Selim I, also known as Selim The Grim or Salīm şāh bin Bāyezīd Ḥān, was the 9th Sultan and 1st caliph of the Ottoman Empire. He is known for his takeover of the Mamluk Sultanate, which made him caliph, and also for being the father of Suleiman the Magnificent. He ruled between 1512 and 1520.

Early life of Selim[change | change source]

Selim was born on October 20th, 1470. he was the youngest son of Bayezid II. Most historians believed that Ayşe Hatun was his wife.[weasel words][1]

Selim's run to the throne[change | change source]

Selim killed his 7 brothers and their 5 sons in order to capture the throne. He left his son Suleiman as the only heir.

Sultan and wars[change | change source]

Selim’s ambitions circled through Europe and Asia. Bayezid had left the Europeans relatively quiet, so the new king first turned to the east and picked the Safavids of Iran as his first victims.[2] The relationship between the Ottomans and the Mamluks was hostile. Both states fought for control of the spice trade, and Selim dreamed to eventually take control of the Holy Cities of Islam.
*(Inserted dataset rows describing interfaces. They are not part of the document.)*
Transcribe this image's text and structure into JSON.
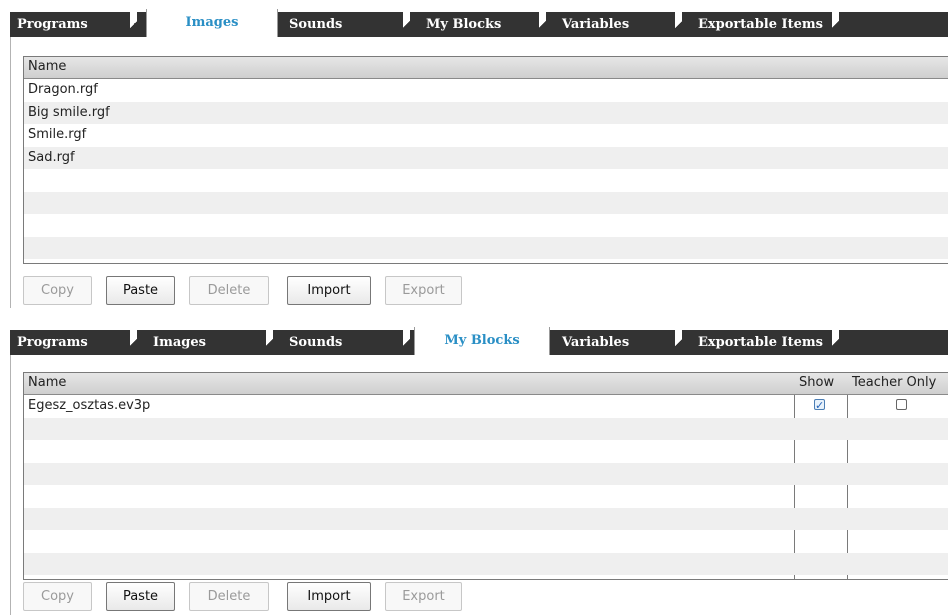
{
  "tabs": [
    "Programs",
    "Images",
    "Sounds",
    "My Blocks",
    "Variables",
    "Exportable Items"
  ],
  "panel1": {
    "active_tab": "Images",
    "table": {
      "header": "Name",
      "rows": [
        "Dragon.rgf",
        "Big smile.rgf",
        "Smile.rgf",
        "Sad.rgf"
      ]
    },
    "buttons": {
      "copy": {
        "label": "Copy",
        "enabled": false
      },
      "paste": {
        "label": "Paste",
        "enabled": true
      },
      "delete": {
        "label": "Delete",
        "enabled": false
      },
      "import": {
        "label": "Import",
        "enabled": true
      },
      "export": {
        "label": "Export",
        "enabled": false
      }
    }
  },
  "panel2": {
    "active_tab": "My Blocks",
    "table": {
      "headers": {
        "name": "Name",
        "show": "Show",
        "teacher_only": "Teacher Only"
      },
      "rows": [
        {
          "name": "Egesz_osztas.ev3p",
          "show": true,
          "teacher_only": false
        }
      ]
    },
    "buttons": {
      "copy": {
        "label": "Copy",
        "enabled": false
      },
      "paste": {
        "label": "Paste",
        "enabled": true
      },
      "delete": {
        "label": "Delete",
        "enabled": false
      },
      "import": {
        "label": "Import",
        "enabled": true
      },
      "export": {
        "label": "Export",
        "enabled": false
      }
    }
  },
  "colors": {
    "tab_bg": "#333333",
    "active_tab_text": "#2a8fc5",
    "row_alt": "#efefef"
  }
}
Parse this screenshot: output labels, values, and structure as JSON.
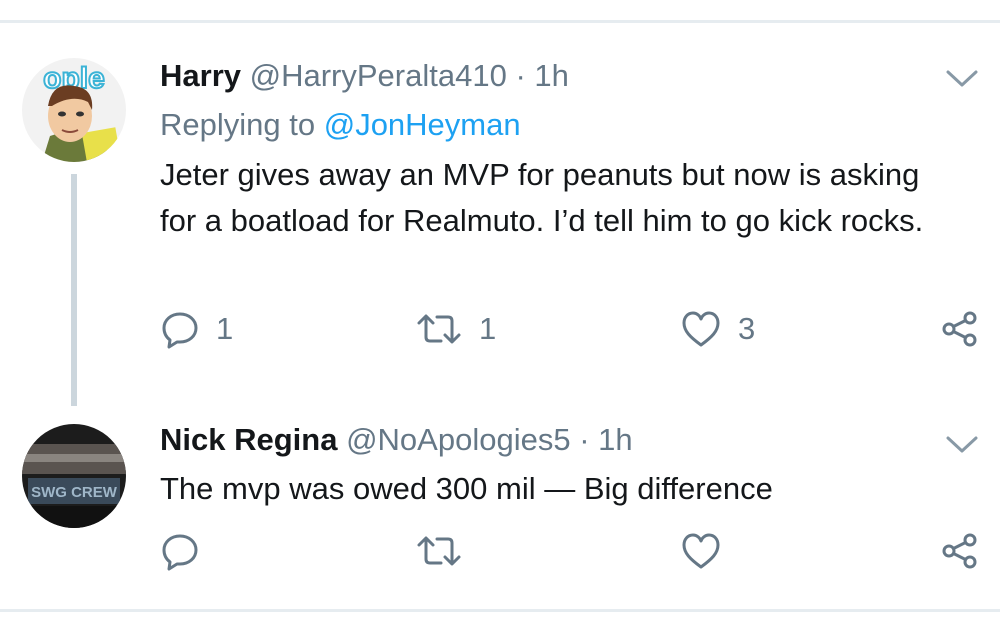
{
  "tweets": [
    {
      "name": "Harry",
      "handle": "@HarryPeralta410",
      "dot": "·",
      "time": "1h",
      "replying_prefix": "Replying to",
      "replying_to": "@JonHeyman",
      "text": "Jeter gives away an MVP for peanuts but now is asking for a boatload for Realmuto. I’d tell him to go kick rocks.",
      "replies": "1",
      "retweets": "1",
      "likes": "3",
      "avatar_icon": "cartoon-avatar"
    },
    {
      "name": "Nick Regina",
      "handle": "@NoApologies5",
      "dot": "·",
      "time": "1h",
      "text": "The mvp was owed 300 mil — Big difference",
      "avatar_icon": "graffiti-photo-avatar"
    }
  ],
  "colors": {
    "text": "#14171a",
    "secondary": "#657786",
    "link": "#1da1f2",
    "divider": "#e6ecf0",
    "icon": "#657786"
  }
}
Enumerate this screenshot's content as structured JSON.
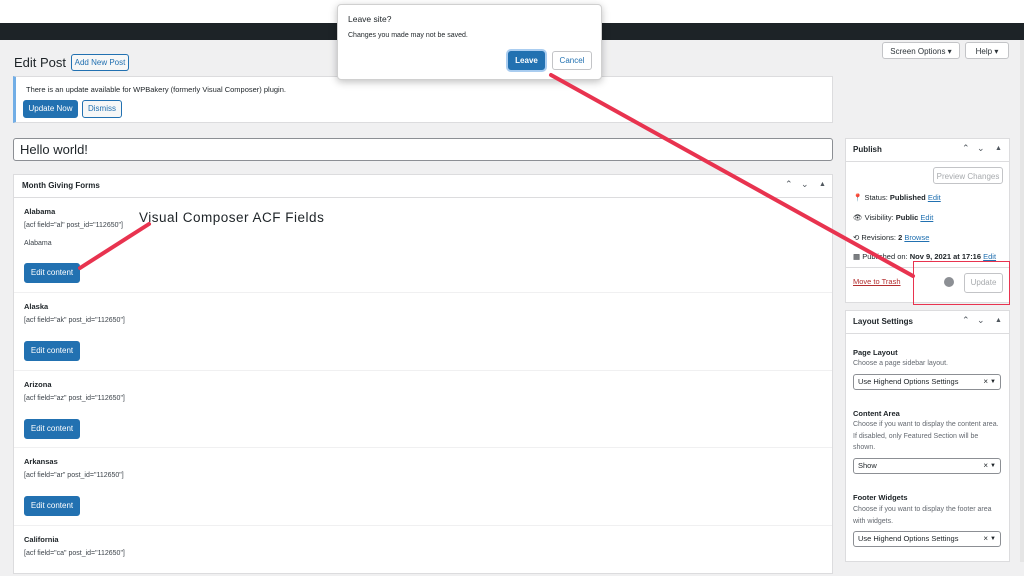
{
  "dialog": {
    "title": "Leave site?",
    "message": "Changes you made may not be saved.",
    "leave": "Leave",
    "cancel": "Cancel"
  },
  "screen_meta": {
    "screen_options": "Screen Options ▾",
    "help": "Help ▾"
  },
  "header": {
    "title": "Edit Post",
    "add_new": "Add New Post"
  },
  "notice": {
    "text": "There is an update available for WPBakery (formerly Visual Composer) plugin.",
    "update_now": "Update Now",
    "dismiss": "Dismiss"
  },
  "post_title": "Hello world!",
  "month_giving": {
    "title": "Month Giving Forms",
    "edit_label": "Edit content",
    "states": [
      {
        "name": "Alabama",
        "shortcode": "[acf field=\"al\" post_id=\"112650\"]",
        "extra": "Alabama"
      },
      {
        "name": "Alaska",
        "shortcode": "[acf field=\"ak\" post_id=\"112650\"]"
      },
      {
        "name": "Arizona",
        "shortcode": "[acf field=\"az\" post_id=\"112650\"]"
      },
      {
        "name": "Arkansas",
        "shortcode": "[acf field=\"ar\" post_id=\"112650\"]"
      },
      {
        "name": "California",
        "shortcode": "[acf field=\"ca\" post_id=\"112650\"]"
      }
    ]
  },
  "annotation": "Visual Composer ACF Fields",
  "publish": {
    "title": "Publish",
    "preview": "Preview Changes",
    "status_label": "Status:",
    "status_value": "Published",
    "status_edit": "Edit",
    "visibility_label": "Visibility:",
    "visibility_value": "Public",
    "visibility_edit": "Edit",
    "revisions_label": "Revisions:",
    "revisions_value": "2",
    "revisions_browse": "Browse",
    "published_label": "Published on:",
    "published_value": "Nov 9, 2021 at 17:16",
    "published_edit": "Edit",
    "trash": "Move to Trash",
    "update": "Update"
  },
  "layout_settings": {
    "title": "Layout Settings",
    "page_layout_label": "Page Layout",
    "page_layout_desc": "Choose a page sidebar layout.",
    "page_layout_value": "Use Highend Options Settings",
    "content_area_label": "Content Area",
    "content_area_desc": "Choose if you want to display the content area. If disabled, only Featured Section will be shown.",
    "content_area_value": "Show",
    "footer_widgets_label": "Footer Widgets",
    "footer_widgets_desc": "Choose if you want to display the footer area with widgets.",
    "footer_widgets_value": "Use Highend Options Settings"
  },
  "colors": {
    "primary": "#2271b1",
    "arrow": "#e8334f",
    "admin_bar": "#1d2327"
  },
  "icons": {
    "pin": "pin-icon",
    "eye": "eye-icon",
    "revisions": "clock-icon",
    "calendar": "calendar-icon",
    "spinner": "spinner-icon"
  }
}
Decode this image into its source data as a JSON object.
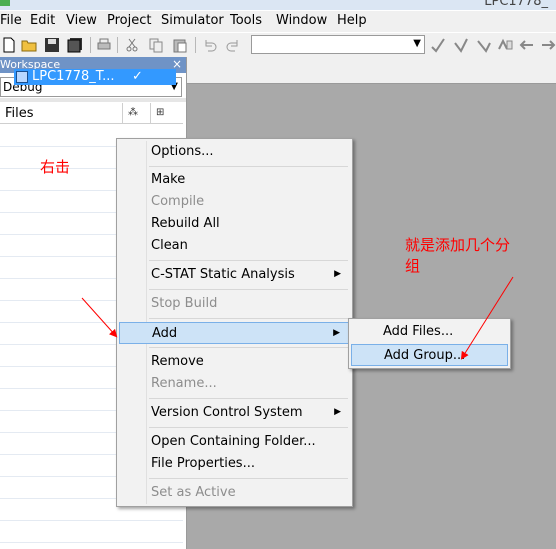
{
  "window": {
    "title": "LPC1778_"
  },
  "menubar": {
    "items": [
      "File",
      "Edit",
      "View",
      "Project",
      "Simulator",
      "Tools",
      "Window",
      "Help"
    ]
  },
  "workspace": {
    "header": "Workspace",
    "close_label": "×",
    "config": "Debug",
    "files_label": "Files",
    "project_name": "LPC1778_T...",
    "project_check": "✓"
  },
  "annotations": {
    "right_click": "右击",
    "add_group_note_line1": "就是添加几个分",
    "add_group_note_line2": "组"
  },
  "context_menu": {
    "items": [
      {
        "label": "Options...",
        "disabled": false,
        "submenu": false
      },
      {
        "label": "Make",
        "disabled": false,
        "submenu": false
      },
      {
        "label": "Compile",
        "disabled": true,
        "submenu": false
      },
      {
        "label": "Rebuild All",
        "disabled": false,
        "submenu": false
      },
      {
        "label": "Clean",
        "disabled": false,
        "submenu": false
      },
      {
        "label": "C-STAT Static Analysis",
        "disabled": false,
        "submenu": true
      },
      {
        "label": "Stop Build",
        "disabled": true,
        "submenu": false
      },
      {
        "label": "Add",
        "disabled": false,
        "submenu": true,
        "highlighted": true
      },
      {
        "label": "Remove",
        "disabled": false,
        "submenu": false
      },
      {
        "label": "Rename...",
        "disabled": true,
        "submenu": false
      },
      {
        "label": "Version Control System",
        "disabled": false,
        "submenu": true
      },
      {
        "label": "Open Containing Folder...",
        "disabled": false,
        "submenu": false
      },
      {
        "label": "File Properties...",
        "disabled": false,
        "submenu": false
      },
      {
        "label": "Set as Active",
        "disabled": true,
        "submenu": false
      }
    ],
    "submenu_arrow": "▶"
  },
  "add_submenu": {
    "items": [
      {
        "label": "Add Files...",
        "highlighted": false
      },
      {
        "label": "Add Group...",
        "highlighted": true
      }
    ]
  },
  "colors": {
    "selection": "#3399ff",
    "menu_highlight": "#cde3f7",
    "annotation": "#ff0000",
    "editor_bg": "#a9a9a9"
  }
}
He crushed the Safavid Iranian empire and took control of what is now Armenia, Georgia, Chechnya, Dagestan and Azerbaijan. He then defeated and crushed the Mamluks, taking control of the holy Islamic cities of Mecca and Medina. His conquest of Egypt finally gave him a base to launch attacks westwards in North Africa. After defeating the Iranian Safavids, he captured the strategic cities of Tabriz and Baghdad and after defeating the Mamluk Sultanate of Cairo, he captured the entire Levant region eventually conquering Egypt itself and capturing Cairo, effectively destroying the Mamluk Sultanate and putting an end to it. He captured all of its territories till Libya in the west. He proceeded to turn his new territories into administrative divisions the biggest of them being the province of Syria. He also turned Egypt into a province with Cairo as its capital however the province was under direct Ottoman control ruling from its capital of Constantinople.

References[change | change source]

  1. "Famous People - celebrity and historical". Retrieved 2022-09-11.
  2. "Ottoman Empire - Selim I | Britannica". Retrieved 2022-03-07.